But that’s not where it ends. According to the CGSB standard – which, I must repeat, is legally binding in Canada – it is illegal to label a food as “not genetically engineered” if there are no genetically engineered variants for sale in Canada. For example, it is illegal to label a tomato as “not genetically engineered” (never mind “not genetically modified”), since no tomatoes sold in Canada are genetically engineered.
The technical language for this in the standard is here:
B2.5.2 Claims that a food is not a product of genetic engineering, when no similar foods that are products of genetic engineering have been offered for sale, are considered misleading because they create the false impression that the product is unique. In such cases, it is appropriate to use an alternate statement or to include an explanatory statement to avoid misunderstanding (par. 6.1.4 and 6.2.4).
These onions are not a product of genetic engineering, non-genetically engineered chicken, and non-genetically engineered asparagus are unacceptable statements, since they imply that onions, chicken, or asparagus that are products of genetic engineering have been offered for sale.
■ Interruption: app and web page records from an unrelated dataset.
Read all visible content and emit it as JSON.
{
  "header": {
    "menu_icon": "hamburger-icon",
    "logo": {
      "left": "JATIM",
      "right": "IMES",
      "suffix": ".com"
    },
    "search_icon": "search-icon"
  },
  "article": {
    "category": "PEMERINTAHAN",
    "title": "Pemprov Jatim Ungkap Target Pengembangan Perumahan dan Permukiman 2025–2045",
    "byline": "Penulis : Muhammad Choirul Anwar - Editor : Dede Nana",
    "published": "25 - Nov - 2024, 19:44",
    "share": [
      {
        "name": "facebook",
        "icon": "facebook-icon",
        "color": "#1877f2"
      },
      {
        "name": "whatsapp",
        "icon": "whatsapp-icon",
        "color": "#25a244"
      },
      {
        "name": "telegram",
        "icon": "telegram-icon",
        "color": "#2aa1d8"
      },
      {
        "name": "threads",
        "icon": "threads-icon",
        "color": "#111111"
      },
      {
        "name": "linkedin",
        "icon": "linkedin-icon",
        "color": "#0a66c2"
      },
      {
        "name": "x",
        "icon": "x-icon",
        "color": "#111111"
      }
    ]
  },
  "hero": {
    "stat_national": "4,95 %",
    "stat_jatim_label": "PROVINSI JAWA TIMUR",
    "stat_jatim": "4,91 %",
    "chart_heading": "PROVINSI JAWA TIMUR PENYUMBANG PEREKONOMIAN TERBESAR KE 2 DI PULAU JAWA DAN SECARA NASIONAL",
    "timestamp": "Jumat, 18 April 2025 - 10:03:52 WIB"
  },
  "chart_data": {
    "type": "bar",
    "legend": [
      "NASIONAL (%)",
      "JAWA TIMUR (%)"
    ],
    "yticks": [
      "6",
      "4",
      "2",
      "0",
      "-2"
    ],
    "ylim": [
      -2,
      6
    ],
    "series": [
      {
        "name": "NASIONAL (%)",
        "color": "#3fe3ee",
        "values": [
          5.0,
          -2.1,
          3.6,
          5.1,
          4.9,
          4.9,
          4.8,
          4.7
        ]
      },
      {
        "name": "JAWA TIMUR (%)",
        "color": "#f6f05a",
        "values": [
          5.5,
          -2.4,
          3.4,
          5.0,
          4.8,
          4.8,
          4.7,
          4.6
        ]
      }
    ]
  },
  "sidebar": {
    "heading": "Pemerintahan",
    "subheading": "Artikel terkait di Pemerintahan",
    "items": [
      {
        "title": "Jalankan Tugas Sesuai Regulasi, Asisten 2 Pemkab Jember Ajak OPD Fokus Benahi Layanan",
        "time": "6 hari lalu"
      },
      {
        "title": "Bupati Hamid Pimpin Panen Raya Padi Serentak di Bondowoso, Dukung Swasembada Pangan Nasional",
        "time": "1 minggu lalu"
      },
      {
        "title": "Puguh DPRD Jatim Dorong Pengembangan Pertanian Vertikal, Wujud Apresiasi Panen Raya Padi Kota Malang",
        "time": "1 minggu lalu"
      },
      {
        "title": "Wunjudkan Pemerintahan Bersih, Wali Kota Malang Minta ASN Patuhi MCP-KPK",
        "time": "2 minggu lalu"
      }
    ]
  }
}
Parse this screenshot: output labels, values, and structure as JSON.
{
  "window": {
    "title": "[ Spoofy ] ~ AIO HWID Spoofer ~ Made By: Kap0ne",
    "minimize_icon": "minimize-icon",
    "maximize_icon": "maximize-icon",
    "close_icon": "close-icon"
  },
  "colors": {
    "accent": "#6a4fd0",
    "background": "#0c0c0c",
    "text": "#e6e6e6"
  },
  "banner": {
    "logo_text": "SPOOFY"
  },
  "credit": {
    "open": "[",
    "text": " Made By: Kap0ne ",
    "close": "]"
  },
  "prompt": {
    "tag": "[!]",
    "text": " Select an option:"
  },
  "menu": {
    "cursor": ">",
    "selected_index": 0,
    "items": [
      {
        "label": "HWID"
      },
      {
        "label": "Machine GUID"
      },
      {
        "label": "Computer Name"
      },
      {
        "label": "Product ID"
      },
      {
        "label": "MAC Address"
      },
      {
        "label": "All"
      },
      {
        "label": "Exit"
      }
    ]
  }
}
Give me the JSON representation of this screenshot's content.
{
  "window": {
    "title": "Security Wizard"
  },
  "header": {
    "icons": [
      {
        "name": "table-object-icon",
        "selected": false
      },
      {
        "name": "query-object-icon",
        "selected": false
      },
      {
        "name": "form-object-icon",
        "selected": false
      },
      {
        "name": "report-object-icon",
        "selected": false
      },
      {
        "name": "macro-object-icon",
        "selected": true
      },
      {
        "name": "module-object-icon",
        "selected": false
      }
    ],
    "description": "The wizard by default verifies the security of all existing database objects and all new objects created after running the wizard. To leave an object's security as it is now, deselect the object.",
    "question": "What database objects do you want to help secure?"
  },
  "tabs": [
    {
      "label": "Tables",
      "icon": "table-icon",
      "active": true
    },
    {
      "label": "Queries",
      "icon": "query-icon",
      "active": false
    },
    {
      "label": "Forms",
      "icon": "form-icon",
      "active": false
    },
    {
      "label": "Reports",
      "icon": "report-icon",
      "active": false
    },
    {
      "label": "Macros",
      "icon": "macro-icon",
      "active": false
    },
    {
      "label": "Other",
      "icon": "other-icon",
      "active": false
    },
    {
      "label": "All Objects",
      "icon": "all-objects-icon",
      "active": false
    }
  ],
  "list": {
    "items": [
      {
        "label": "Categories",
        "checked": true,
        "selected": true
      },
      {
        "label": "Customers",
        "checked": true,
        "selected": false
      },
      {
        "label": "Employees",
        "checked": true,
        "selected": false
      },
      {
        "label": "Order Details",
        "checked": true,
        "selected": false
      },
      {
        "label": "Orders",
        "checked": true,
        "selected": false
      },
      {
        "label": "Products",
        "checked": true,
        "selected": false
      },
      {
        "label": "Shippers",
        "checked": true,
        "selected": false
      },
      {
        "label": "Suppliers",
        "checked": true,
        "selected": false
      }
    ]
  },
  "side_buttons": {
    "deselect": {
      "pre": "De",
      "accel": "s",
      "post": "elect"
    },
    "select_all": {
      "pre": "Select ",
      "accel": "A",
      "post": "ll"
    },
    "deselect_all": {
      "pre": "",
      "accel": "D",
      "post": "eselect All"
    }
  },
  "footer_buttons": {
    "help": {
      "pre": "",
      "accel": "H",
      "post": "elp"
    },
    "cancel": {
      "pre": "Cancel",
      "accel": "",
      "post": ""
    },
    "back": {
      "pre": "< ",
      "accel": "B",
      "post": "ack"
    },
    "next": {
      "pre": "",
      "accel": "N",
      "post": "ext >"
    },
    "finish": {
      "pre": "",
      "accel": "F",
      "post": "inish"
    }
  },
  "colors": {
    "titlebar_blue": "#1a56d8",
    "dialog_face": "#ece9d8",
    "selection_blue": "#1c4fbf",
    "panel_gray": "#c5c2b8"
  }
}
So, whenever you see a package of quinoa with the “Non GMO Project Verified” label, you are looking at an illegal product – unless it clearly states that there is no GMO quinoa on the market (Quinoa is probably not genetically modified as per Canadian law. I think.) And any wheat or soy product bearing the label is definitely illegally labelled, since there is not a single variant of wheat or soy on the market that isn’t genetically modified as per Canadian law, and there’s definitely no genetically engineered wheat on the market.
The Non GMO Project Verified label is a blatant attempt to circumvent Canadian law by means of a trademark based on a marketing gimmick disguised as a standard. This “standard”, however, was put together by a group of activists with no oversight from any reputable scientific or industry organization, never mind any government agency. It’s a purely private label companies are allowed to use for a fee so that they can better market their products to a misinformed public. The label is designed to imply that products that carry it are better, healthier, and more environmentally friendly than products that do not carry this label. In short, it’s pure consumer fraud.
Companies that use this label in Canada are either ignorant of Canadian law, or believe that a private American label can be used in disregard of Canadian law.
Fortunately, there’s a way to put a stop to this. The Canadian Food Inspection Agency, which is the Canadian government agency responsible for enforcing Canadian food labelling laws, is obligated to respond to consumer complaints about illegally labelled food products. For this purpose, it has set up a complaints mechanism on its website any consumer can use to identify illegal labels.
The form requires quite a bit of information about both the person filing the complaint, as well as the product about which the complaint is filed. In addition, the form requires a specific description of the complaint. I suggest the following wording – though I welcome any suggestions for better wording:
This product carries the “Non GMO Project Verified” logo, implying the food is not genetically modified. This claim is in violation of CAN/CGSB-32.315-2004 “Voluntary labelling and advertising of foods that are and are not products of genetic engineering,” according to which the term “not genetically modified” may not be used as a food label in Canada. The use of a logo violates Canadian labelling law, according to which “the use of trade-marks in labelling and advertising food sold in Canada must comply with applicable federal food legislation, including the Food and Drugs Act (FDA) and Consumer Packaging and Labelling Act (CPLA).”
If enough people file complaints about such products, the CFIA will have little choice but start investigating and take action.
Consumer fraud is wrong. Time to put a stop to it.